Adult drama made a comeback this year with No Other Woman at the forefront. A runner up to the Vice Ganda-starrer Praybeyt Benjamin with P276 million earnings, No Other Woman paved the way to flicks with mature themes. Prior to that blockbuster picture, we have also seen My Neighbor’s Wife of Regal Films. It is top-billed by Jake Cuenca, Lovi Poe, Carla Abellana and Dennis Trillo. Though it falls on the same category, the Regal Films-produced flick only earned P27.56 million, just a fraction of the gross revenue of Anne Curtis, Cristine Reyes and Derek Ramsay movie.

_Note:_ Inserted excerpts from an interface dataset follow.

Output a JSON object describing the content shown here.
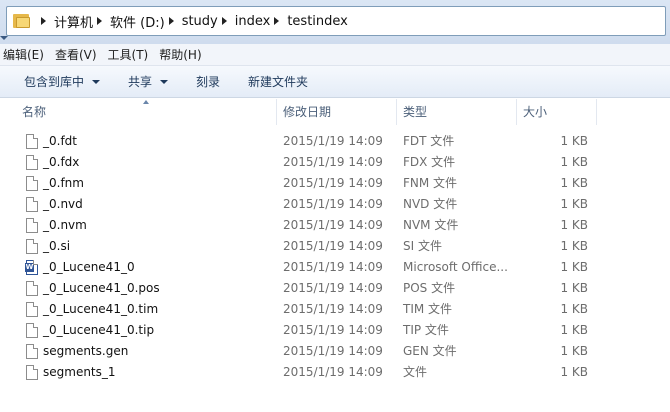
{
  "address_bar": {
    "crumbs": [
      "计算机",
      "软件 (D:)",
      "study",
      "index",
      "testindex"
    ]
  },
  "menubar": {
    "items": [
      "编辑(E)",
      "查看(V)",
      "工具(T)",
      "帮助(H)"
    ]
  },
  "commandbar": {
    "include_library": "包含到库中",
    "share": "共享",
    "burn": "刻录",
    "new_folder": "新建文件夹"
  },
  "columns": {
    "name": "名称",
    "date": "修改日期",
    "type": "类型",
    "size": "大小"
  },
  "files": [
    {
      "name": "_0.fdt",
      "date": "2015/1/19 14:09",
      "type": "FDT 文件",
      "size": "1 KB",
      "icon": "file-icon"
    },
    {
      "name": "_0.fdx",
      "date": "2015/1/19 14:09",
      "type": "FDX 文件",
      "size": "1 KB",
      "icon": "file-icon"
    },
    {
      "name": "_0.fnm",
      "date": "2015/1/19 14:09",
      "type": "FNM 文件",
      "size": "1 KB",
      "icon": "file-icon"
    },
    {
      "name": "_0.nvd",
      "date": "2015/1/19 14:09",
      "type": "NVD 文件",
      "size": "1 KB",
      "icon": "file-icon"
    },
    {
      "name": "_0.nvm",
      "date": "2015/1/19 14:09",
      "type": "NVM 文件",
      "size": "1 KB",
      "icon": "file-icon"
    },
    {
      "name": "_0.si",
      "date": "2015/1/19 14:09",
      "type": "SI 文件",
      "size": "1 KB",
      "icon": "file-icon"
    },
    {
      "name": "_0_Lucene41_0",
      "date": "2015/1/19 14:09",
      "type": "Microsoft Office...",
      "size": "1 KB",
      "icon": "word-document-icon"
    },
    {
      "name": "_0_Lucene41_0.pos",
      "date": "2015/1/19 14:09",
      "type": "POS 文件",
      "size": "1 KB",
      "icon": "file-icon"
    },
    {
      "name": "_0_Lucene41_0.tim",
      "date": "2015/1/19 14:09",
      "type": "TIM 文件",
      "size": "1 KB",
      "icon": "file-icon"
    },
    {
      "name": "_0_Lucene41_0.tip",
      "date": "2015/1/19 14:09",
      "type": "TIP 文件",
      "size": "1 KB",
      "icon": "file-icon"
    },
    {
      "name": "segments.gen",
      "date": "2015/1/19 14:09",
      "type": "GEN 文件",
      "size": "1 KB",
      "icon": "file-icon"
    },
    {
      "name": "segments_1",
      "date": "2015/1/19 14:09",
      "type": "文件",
      "size": "1 KB",
      "icon": "file-icon"
    }
  ]
}
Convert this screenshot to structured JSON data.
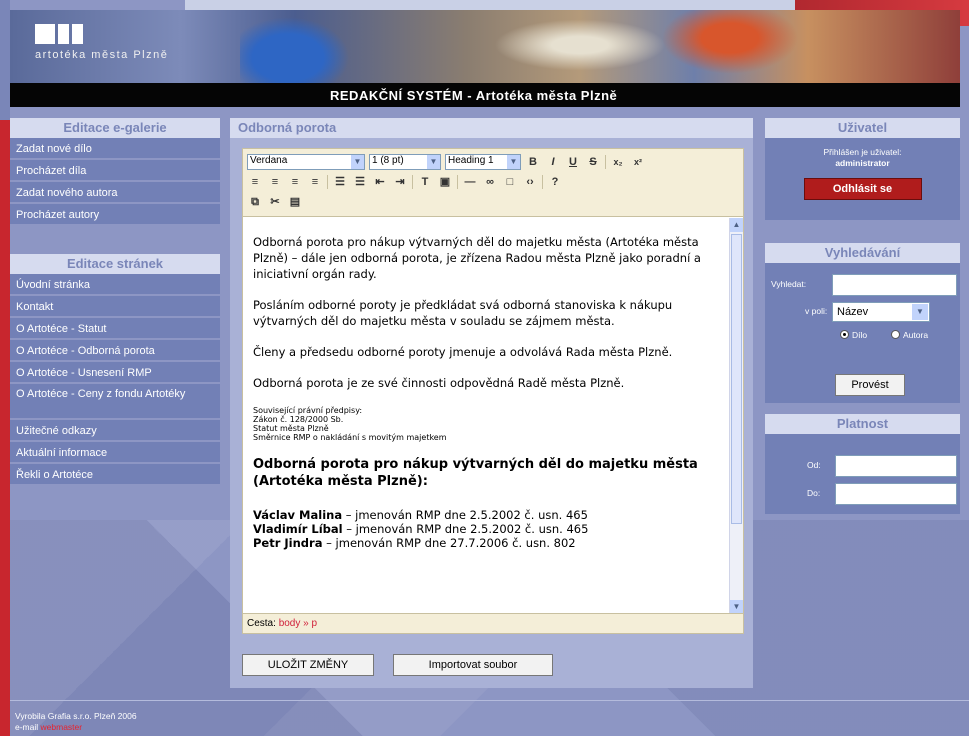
{
  "header": {
    "logo_text": "artotéka města Plzně",
    "title": "REDAKČNÍ SYSTÉM - Artotéka města Plzně"
  },
  "gallery": {
    "heading": "Editace e-galerie",
    "items": [
      "Zadat nové dílo",
      "Procházet díla",
      "Zadat nového autora",
      "Procházet autory"
    ]
  },
  "pages": {
    "heading": "Editace stránek",
    "items": [
      "Úvodní stránka",
      "Kontakt",
      "O Artotéce - Statut",
      "O Artotéce - Odborná porota",
      "O Artotéce - Usnesení RMP",
      "O Artotéce - Ceny z fondu Artotéky",
      "Užitečné odkazy",
      "Aktuální informace",
      "Řekli o Artotéce"
    ]
  },
  "editor": {
    "heading": "Odborná porota",
    "font_family": "Verdana",
    "font_size": "1 (8 pt)",
    "format": "Heading 1",
    "paragraphs": [
      "Odborná porota pro nákup výtvarných děl do majetku města (Artotéka města Plzně) – dále jen odborná porota, je zřízena Radou města Plzně jako poradní a iniciativní orgán rady.",
      "Posláním odborné poroty je předkládat svá odborná stanoviska k nákupu výtvarných děl do majetku města v souladu se zájmem města.",
      "Členy a předsedu odborné poroty jmenuje a odvolává Rada města Plzně.",
      "Odborná porota je ze své činnosti odpovědná Radě města Plzně."
    ],
    "legal_heading": "Související právní předpisy:",
    "legal_lines": [
      "Zákon č. 128/2000 Sb.",
      "Statut města Plzně",
      "Směrnice RMP o nakládání s movitým majetkem"
    ],
    "bold_heading": "Odborná porota pro nákup výtvarných děl do majetku města (Artotéka města Plzně):",
    "members": [
      {
        "name": "Václav Malina",
        "text": " – jmenován RMP dne 2.5.2002 č. usn. 465"
      },
      {
        "name": "Vladimír Líbal",
        "text": " – jmenován RMP dne 2.5.2002 č. usn. 465"
      },
      {
        "name": "Petr Jindra",
        "text": " – jmenován RMP dne 27.7.2006 č. usn. 802"
      }
    ],
    "path_label": "Cesta:",
    "path": "body » p",
    "save_label": "ULOŽIT ZMĚNY",
    "import_label": "Importovat soubor"
  },
  "user": {
    "heading": "Uživatel",
    "logged_label": "Přihlášen je uživatel:",
    "username": "administrator",
    "logout_label": "Odhlásit se"
  },
  "search": {
    "heading": "Vyhledávání",
    "query_label": "Vyhledat:",
    "field_label": "v poli:",
    "field_value": "Název",
    "radio_dilo": "Dílo",
    "radio_autora": "Autora",
    "submit_label": "Provést"
  },
  "validity": {
    "heading": "Platnost",
    "from_label": "Od:",
    "to_label": "Do:"
  },
  "footer": {
    "credit": "Vyrobila Grafia s.r.o. Plzeň 2006",
    "email_label": "e-mail",
    "email_link": "webmaster"
  }
}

Considering the performance of family drama this year, it is safe to say, that this genre is the least popular. Fresh from the success of their top-rating primetime series Mara Clara, Kathryn Berbardo and Julia Montes debuted on the big screen with Way Back Home. The film stumbled at the tills with just P25.79 million and was only shown for two weeks. Ikaw Ang Pag-ibig, another Star Cinema-distributed picture, suffered terribly at the box office with revenue not even enough for its producers to break even. Same goes with Viva Films’ horror flick Tumbok (P10.53 million) and the biggest loser in the mainstream cinema Tum: My Pledge of Love (P5.16) starring real life couple Robin Padilla and Mariel Rodriguez. The romantic film was partly shot in India.
Indie films have their own share at the box office pie. Two independently-produced movies made history on local cinema for earning more than expected. For films with a budget of more or less a million pesos (by Cinemalaya standards), Ang Babae Sa Septic Tank (P30 million) and Zombadings 1: Patayin sa Shokot si Remington (P32 million) are already considered box office hits.
On the other hand, it’s not the same faith that happened to Thelma, an inspirational family-drama film released by Star Cinema with Maja Salvador portraying the title role. Though it received an “A” rating from the Cinema Evaluation Board, P1.35 million box office gross is an obvious nightmare for people who expected that this indie film would do well.
While there are winners and losers, we also have films that we can be categorized as decent players. These are Star Cinema’s Forever and a Day (P44 million), GMA Films’ Tween Academy: Class of 2012 (P32.23 million) and Regal Films’ Aswang (P31. 28 million). Meanwhile, GMA Films’ thriller The Road is showing impressive mark as it registers P31.24 million as its cumulative earnings in two weeks.
Next year, some of the top-grossers are expected to have their sequels, in fact, Praybeyt Benjamin 2 is already in the works. With the amount of money it earned, we hope that it will focus more on developing logical script or a decent story line. And since we cannot depend on local films when it comes to cinematography and sound engineering, we hope that least, the sequel can be something original, otherwise we would request for our money’s full refund.
Top-Grossing Pinoy Films in 2011
1. Praybeyt Benjamin – P331.6M
2. No Other Woman – P276.8-M
3. Catch Me…I’m In Love – P120.21M
4. In the Name of Love – P117.2M
5. Won’t Last A Day Without You – P78.9M (as of Dec. 18, or 3 week-gross)
6. Pak! Pak! My Dr. Kwak! – P72.31M
7. Bulong – P67.27M
8. Temptation Island – P60-M
9. Who’s That Girl? – P58.31M
10. Forever and a Day – P44.73M
11. My Valentine Girls – P44.26M
12. Wedding Tayo, Wedding Hindi – P37.46M
13. The Road – P34-M *
14. Zombadings 1: Patayin sa Shokot si Remington – P32.28-M
15. Tween Academy: Class of 2012 – P32.23M
16. Aswang – P31.28-M
17. Ang Babae sa Septic Tank – P30.26M
18. My Neighbor’s Wife – P27.56M
19. Way Back Home – P25.78-M
20. The Adventures of Pureza: Queen of the Riles – P19.84-M
21. Tumbok – P10.53M
22. Ikaw ang Pag-ibig – P5.5M
23. Tum: My Pledge of Love – P5.16M
24. Thelma – P1.35M